Step 3

Place the seed flat on a heat mat set to 75 to 80 degrees F. Marigold seeds do not require light to germinate so place the flat in any convenient area. Use the misting bottle to keep the soil moist. The seeds should germinate within two weeks.

Step 4

Reduce the heat mat temperature at night, when the seedlings first appear, to 70 degrees F, turning it back to the original temperature during the day.

Step 5

Fertilize the marigold seedlings when they have their second set of leaves with a 15-0-15 diluted to one-quarter of the strength recommended on the package.

Step 6

Remove the seed flat from the heat mat when the marigolds reach 2 inches in height.

Step 7

Transplant the seedlings into a sunny location in the garden after all danger of frost has passed.

Things You'll Need

  • Seed flat
  • Potting soil
  • Peat moss
  • Perlite
  • Misting bottle
  • Heat mat
  • Fertilizer


  • Alabama Cooperative Extension: Greenhouse Production of Marigolds
  • "The Gardener's A-Z Guide to Growing Flowers from Seed to Bloom"; Eileen Powell; 2004

Who Can Help

  • North Carolina State University: Starting Plants From Seeds
Keywords: marigold seed directions, plant marigold seeds, germinate marigold seeds

About this Author

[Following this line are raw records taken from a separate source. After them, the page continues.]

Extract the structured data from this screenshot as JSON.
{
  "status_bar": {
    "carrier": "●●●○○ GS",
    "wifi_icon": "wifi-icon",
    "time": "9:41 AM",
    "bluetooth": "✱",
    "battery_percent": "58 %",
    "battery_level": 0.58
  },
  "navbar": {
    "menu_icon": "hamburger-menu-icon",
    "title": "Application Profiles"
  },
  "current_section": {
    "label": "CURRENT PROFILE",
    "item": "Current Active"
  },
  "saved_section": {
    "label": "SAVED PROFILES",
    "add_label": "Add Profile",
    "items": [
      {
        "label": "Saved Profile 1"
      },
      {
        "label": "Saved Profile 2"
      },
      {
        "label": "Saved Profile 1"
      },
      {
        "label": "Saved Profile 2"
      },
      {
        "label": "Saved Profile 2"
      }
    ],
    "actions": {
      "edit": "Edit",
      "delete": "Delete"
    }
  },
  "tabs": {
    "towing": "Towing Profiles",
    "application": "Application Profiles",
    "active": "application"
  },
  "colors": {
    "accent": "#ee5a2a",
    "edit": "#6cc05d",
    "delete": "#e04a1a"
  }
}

Victoria Hunter has been a freelance writer since 2005, specializing in gardening-related topics and the real estate industry. She is a former broadcaster and real estate agent who has provided audio and written services to small businesses and large corporations worldwide. She writes for Ancestry.com, GardenGuides and ProFlowers, among others. Hunter holds a Bachelor of Arts in English/creative writing.